By Florence Fabricant
It's partly an attractive guide to Italian ingredients and partly a collection of thumbnail biographies of the people who produce them. But most of all, Italian Food Artisans by Pamela Sheldon Johns provides behind-the-scenes descriptions with alluring photographs to show how more than a dozen traditional Italian food are made. The author also outlines the qualities that set those foods apart form their commonplace industrial versions.
She writes, for example, of a fourth-generation company in central Italy, Rustichella d'Abruzzo, which makes dry pasta with handcrafted bronze molds, resulting in pasta with a roughened texture that makes sauce cling invitingly to it. Unlike commercial pasta, which is usually dried at high temperatures for about 12 hours, this pasta is slowly air-dried for more than four days, which maintains the flavor of the wheat.

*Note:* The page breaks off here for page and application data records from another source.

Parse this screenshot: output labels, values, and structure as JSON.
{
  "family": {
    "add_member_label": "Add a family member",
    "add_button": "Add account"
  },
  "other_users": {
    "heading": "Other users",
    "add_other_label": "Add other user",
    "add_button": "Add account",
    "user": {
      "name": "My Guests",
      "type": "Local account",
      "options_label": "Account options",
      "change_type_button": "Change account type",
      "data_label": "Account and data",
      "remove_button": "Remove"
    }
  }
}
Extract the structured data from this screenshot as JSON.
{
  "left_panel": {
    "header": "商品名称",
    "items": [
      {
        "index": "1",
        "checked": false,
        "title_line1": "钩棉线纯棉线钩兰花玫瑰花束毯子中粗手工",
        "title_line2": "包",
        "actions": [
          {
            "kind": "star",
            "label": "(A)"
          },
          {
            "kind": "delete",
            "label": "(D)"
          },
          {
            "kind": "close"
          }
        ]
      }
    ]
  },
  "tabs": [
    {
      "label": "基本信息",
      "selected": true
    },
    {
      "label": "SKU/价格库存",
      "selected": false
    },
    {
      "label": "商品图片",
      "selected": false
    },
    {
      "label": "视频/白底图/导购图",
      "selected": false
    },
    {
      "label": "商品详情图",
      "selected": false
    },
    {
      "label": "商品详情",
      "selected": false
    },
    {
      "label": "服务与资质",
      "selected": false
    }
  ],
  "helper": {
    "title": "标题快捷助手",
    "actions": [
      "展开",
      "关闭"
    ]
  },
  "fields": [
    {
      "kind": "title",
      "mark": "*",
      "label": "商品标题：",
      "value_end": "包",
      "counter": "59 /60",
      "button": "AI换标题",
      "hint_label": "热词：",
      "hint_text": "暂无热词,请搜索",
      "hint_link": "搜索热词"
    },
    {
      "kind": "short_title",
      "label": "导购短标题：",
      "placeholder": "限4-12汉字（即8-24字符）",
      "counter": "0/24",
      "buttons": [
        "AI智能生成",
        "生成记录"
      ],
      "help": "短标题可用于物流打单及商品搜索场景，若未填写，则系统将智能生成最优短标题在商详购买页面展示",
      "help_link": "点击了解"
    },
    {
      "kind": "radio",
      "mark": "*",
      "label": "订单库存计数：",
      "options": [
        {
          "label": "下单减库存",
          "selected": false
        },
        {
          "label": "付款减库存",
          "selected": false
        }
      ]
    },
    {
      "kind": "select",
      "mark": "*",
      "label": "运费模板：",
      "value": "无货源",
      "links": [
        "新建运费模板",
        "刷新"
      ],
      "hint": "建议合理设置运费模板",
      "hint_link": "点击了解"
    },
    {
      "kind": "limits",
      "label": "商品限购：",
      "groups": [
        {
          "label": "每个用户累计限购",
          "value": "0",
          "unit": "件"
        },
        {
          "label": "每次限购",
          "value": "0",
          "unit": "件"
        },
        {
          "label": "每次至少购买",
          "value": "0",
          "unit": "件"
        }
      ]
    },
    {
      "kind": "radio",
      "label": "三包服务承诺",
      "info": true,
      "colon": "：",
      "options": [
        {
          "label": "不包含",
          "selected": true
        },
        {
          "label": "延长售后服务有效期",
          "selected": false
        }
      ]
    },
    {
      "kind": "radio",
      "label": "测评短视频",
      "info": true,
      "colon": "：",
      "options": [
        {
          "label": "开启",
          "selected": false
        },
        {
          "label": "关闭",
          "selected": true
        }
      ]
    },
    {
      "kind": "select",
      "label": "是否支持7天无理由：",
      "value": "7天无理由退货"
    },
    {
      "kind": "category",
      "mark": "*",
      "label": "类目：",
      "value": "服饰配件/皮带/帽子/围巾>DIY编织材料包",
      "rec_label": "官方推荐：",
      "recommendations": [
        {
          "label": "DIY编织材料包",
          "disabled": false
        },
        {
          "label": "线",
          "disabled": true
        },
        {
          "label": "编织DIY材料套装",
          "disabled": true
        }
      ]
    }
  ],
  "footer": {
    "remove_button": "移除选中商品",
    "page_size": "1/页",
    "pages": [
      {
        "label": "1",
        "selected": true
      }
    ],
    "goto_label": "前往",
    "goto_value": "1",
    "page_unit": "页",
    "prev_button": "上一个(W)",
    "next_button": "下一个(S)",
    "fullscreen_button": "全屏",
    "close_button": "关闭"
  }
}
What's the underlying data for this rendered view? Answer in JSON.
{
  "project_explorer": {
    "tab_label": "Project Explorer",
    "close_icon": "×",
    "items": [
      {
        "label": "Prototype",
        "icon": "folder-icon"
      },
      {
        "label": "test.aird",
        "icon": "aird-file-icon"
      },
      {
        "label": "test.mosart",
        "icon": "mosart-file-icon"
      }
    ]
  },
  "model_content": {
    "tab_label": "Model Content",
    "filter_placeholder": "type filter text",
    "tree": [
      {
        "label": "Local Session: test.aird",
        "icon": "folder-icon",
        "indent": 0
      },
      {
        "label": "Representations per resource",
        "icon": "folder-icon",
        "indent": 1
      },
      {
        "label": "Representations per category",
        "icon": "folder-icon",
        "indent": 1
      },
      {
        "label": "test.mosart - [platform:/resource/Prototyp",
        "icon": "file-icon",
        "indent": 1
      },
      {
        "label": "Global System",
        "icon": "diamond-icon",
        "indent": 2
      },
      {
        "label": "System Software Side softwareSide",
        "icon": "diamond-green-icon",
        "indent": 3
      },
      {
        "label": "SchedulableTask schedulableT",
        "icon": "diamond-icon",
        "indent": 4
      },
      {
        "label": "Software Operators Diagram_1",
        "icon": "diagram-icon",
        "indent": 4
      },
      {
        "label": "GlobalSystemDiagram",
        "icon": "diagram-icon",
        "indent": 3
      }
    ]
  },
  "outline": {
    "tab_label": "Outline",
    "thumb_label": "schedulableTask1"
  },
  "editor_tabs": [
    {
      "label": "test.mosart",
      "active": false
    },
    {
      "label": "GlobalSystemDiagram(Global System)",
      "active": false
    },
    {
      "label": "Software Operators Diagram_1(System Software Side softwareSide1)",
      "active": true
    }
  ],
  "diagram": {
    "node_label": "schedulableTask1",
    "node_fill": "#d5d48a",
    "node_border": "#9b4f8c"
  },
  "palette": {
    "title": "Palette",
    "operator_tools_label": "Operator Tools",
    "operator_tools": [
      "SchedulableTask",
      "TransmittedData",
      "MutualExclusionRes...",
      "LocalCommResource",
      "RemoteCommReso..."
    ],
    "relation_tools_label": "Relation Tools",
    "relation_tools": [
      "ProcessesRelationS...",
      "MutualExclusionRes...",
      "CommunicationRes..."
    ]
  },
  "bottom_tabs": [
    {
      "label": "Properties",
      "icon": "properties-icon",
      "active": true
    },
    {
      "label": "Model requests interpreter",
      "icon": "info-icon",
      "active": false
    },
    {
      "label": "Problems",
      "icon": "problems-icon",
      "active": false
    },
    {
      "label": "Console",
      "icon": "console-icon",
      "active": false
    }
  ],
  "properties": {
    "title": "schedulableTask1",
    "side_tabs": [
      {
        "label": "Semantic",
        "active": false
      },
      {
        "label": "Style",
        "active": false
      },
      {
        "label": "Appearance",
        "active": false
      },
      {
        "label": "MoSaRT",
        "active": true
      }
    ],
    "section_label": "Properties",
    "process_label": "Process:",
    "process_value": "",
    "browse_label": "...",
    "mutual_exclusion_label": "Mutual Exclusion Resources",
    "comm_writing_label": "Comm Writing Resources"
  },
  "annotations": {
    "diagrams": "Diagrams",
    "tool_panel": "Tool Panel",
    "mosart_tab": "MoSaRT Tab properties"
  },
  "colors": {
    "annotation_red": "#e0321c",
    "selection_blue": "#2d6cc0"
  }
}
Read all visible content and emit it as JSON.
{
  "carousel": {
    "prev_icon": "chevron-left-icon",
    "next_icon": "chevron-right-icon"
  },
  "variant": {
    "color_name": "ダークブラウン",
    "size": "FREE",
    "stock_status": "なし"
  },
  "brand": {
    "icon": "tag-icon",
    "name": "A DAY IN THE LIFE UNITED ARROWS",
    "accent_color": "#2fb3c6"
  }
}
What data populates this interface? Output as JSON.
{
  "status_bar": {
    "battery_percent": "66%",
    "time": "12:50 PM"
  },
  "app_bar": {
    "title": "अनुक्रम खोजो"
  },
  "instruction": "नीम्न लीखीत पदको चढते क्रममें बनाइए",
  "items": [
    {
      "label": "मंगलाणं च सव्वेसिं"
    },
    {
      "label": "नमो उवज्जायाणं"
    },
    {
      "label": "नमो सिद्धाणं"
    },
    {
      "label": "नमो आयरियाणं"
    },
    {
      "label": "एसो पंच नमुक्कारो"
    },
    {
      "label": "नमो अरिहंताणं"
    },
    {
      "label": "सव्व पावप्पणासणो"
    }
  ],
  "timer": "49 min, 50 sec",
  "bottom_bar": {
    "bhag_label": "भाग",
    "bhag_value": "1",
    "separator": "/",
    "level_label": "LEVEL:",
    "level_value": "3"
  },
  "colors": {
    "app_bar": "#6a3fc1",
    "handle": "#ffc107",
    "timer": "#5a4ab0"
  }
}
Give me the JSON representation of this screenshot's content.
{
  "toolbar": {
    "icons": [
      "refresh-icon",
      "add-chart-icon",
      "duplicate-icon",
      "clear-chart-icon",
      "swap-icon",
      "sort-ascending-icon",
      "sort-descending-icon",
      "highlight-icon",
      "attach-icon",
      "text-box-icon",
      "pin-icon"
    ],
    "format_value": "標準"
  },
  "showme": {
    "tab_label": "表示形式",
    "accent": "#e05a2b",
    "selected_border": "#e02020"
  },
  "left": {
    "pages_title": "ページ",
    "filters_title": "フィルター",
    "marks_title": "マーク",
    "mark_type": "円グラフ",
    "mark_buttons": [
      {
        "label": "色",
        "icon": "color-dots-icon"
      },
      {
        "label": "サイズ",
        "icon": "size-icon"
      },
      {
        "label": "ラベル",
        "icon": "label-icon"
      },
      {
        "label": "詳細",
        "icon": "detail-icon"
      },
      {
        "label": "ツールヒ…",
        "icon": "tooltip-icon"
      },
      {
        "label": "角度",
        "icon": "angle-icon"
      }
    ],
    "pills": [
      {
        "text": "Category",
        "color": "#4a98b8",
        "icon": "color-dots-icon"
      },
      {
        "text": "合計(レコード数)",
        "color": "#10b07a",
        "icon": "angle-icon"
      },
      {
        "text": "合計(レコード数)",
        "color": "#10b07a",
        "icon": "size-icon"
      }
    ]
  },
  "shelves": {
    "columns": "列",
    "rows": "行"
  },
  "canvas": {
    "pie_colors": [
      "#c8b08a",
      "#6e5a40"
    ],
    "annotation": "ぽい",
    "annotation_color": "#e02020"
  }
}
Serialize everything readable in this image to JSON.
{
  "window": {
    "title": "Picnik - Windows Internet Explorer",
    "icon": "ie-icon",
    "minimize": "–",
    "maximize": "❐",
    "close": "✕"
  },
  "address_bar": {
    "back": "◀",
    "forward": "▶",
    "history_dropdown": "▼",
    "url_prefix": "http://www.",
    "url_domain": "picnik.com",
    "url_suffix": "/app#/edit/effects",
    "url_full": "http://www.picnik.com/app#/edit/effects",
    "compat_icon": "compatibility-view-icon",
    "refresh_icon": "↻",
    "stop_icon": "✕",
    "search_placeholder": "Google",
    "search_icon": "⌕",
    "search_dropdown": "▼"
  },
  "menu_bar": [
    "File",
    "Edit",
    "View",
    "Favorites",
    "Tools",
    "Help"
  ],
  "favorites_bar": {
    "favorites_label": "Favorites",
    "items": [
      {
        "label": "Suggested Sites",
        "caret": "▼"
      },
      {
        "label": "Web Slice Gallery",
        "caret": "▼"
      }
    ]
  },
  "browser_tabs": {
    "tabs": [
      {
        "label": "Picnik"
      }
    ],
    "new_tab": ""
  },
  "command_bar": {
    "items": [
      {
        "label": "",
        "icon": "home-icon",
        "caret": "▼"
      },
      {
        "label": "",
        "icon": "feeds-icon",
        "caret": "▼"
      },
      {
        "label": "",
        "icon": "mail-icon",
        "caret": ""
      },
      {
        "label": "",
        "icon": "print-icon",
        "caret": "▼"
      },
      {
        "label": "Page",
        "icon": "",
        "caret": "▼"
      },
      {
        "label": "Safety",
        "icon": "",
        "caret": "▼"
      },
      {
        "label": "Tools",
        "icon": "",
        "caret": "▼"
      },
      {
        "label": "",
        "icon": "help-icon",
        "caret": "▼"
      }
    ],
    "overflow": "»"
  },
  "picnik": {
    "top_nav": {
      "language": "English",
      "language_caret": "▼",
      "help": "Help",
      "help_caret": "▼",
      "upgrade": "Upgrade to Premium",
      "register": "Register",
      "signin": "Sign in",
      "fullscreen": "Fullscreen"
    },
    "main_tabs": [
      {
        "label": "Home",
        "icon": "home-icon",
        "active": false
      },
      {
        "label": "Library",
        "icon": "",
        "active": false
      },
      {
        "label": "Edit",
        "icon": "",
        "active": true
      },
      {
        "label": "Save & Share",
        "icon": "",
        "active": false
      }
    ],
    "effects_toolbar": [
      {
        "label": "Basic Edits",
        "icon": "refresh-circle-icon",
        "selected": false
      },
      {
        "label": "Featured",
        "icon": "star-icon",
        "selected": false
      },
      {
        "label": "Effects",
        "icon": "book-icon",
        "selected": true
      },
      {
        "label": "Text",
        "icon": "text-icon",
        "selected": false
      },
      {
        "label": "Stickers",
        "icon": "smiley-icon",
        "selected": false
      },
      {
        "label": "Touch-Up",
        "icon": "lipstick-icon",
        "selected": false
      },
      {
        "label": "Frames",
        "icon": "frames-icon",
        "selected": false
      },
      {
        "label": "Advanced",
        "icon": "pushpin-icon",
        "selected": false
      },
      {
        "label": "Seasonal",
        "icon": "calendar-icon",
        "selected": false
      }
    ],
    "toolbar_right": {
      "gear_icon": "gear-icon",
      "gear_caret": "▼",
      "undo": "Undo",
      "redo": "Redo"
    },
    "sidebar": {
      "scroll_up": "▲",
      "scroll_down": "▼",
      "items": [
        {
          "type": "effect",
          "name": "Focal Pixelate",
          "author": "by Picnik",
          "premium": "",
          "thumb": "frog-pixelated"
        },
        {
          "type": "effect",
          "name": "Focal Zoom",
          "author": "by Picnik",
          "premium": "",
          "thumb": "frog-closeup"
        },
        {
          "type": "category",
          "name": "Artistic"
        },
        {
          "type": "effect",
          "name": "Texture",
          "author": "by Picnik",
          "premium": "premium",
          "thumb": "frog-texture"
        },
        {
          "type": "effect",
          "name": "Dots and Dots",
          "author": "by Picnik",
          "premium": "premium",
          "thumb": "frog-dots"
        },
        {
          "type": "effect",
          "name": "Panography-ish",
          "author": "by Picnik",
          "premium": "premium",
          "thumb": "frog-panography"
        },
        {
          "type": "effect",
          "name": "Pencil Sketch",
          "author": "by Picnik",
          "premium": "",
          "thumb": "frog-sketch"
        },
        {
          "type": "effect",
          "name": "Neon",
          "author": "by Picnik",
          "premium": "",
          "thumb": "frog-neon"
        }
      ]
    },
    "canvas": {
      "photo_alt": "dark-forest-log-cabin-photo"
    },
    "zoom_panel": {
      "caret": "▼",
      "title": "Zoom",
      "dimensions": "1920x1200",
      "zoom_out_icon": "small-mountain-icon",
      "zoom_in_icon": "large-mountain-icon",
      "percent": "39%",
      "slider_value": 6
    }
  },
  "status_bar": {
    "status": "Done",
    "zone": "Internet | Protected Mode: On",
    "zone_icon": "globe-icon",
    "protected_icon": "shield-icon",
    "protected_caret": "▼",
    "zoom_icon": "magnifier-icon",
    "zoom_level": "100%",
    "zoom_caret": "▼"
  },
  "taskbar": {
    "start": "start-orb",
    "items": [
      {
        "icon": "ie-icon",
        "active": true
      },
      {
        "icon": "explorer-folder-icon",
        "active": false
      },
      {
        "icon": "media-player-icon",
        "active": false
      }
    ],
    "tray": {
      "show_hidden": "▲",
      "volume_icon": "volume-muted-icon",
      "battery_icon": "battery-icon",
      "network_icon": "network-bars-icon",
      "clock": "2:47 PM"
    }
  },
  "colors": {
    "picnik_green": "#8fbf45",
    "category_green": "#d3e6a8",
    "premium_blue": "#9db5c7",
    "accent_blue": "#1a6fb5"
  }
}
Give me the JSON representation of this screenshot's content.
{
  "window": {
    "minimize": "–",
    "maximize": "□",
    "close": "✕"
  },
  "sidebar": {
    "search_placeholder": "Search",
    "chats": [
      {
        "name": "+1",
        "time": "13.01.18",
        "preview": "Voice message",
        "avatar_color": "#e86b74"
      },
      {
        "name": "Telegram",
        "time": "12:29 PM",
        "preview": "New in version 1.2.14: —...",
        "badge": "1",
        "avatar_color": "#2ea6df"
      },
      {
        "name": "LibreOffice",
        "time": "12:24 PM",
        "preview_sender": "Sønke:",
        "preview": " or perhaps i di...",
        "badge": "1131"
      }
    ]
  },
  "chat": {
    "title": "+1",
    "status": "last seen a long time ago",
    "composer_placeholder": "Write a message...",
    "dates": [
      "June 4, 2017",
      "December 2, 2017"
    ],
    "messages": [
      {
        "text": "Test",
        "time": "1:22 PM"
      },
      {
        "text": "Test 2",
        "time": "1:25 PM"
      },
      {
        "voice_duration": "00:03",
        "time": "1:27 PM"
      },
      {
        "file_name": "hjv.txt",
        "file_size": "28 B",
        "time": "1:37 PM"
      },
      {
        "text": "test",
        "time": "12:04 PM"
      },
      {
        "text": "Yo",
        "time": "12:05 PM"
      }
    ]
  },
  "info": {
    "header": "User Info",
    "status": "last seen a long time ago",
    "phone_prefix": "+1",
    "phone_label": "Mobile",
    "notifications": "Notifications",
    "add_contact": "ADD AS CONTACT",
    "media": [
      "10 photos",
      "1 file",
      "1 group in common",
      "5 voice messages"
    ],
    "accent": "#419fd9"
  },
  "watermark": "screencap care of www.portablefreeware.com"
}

Handmade details and the time to do things right both of which are costly and avoided by big companies are lavished on many of the products described in the book, including deeply flavorful cured meats, fine balsamic vinegar, rustic caciocavallo cheese and fruity estate-bottled extra virgin olive oil.
In a chapter about fresh truffles, Johns explains not only the white ones, for which Italy is famous, but also the black variety, which is gathered in Umbria. She gives advice about using truffles and how to select truffle oils and pastes.
This useful book also lists salamis and cheeses by region and has a buying guide to food products in Italy and the United States.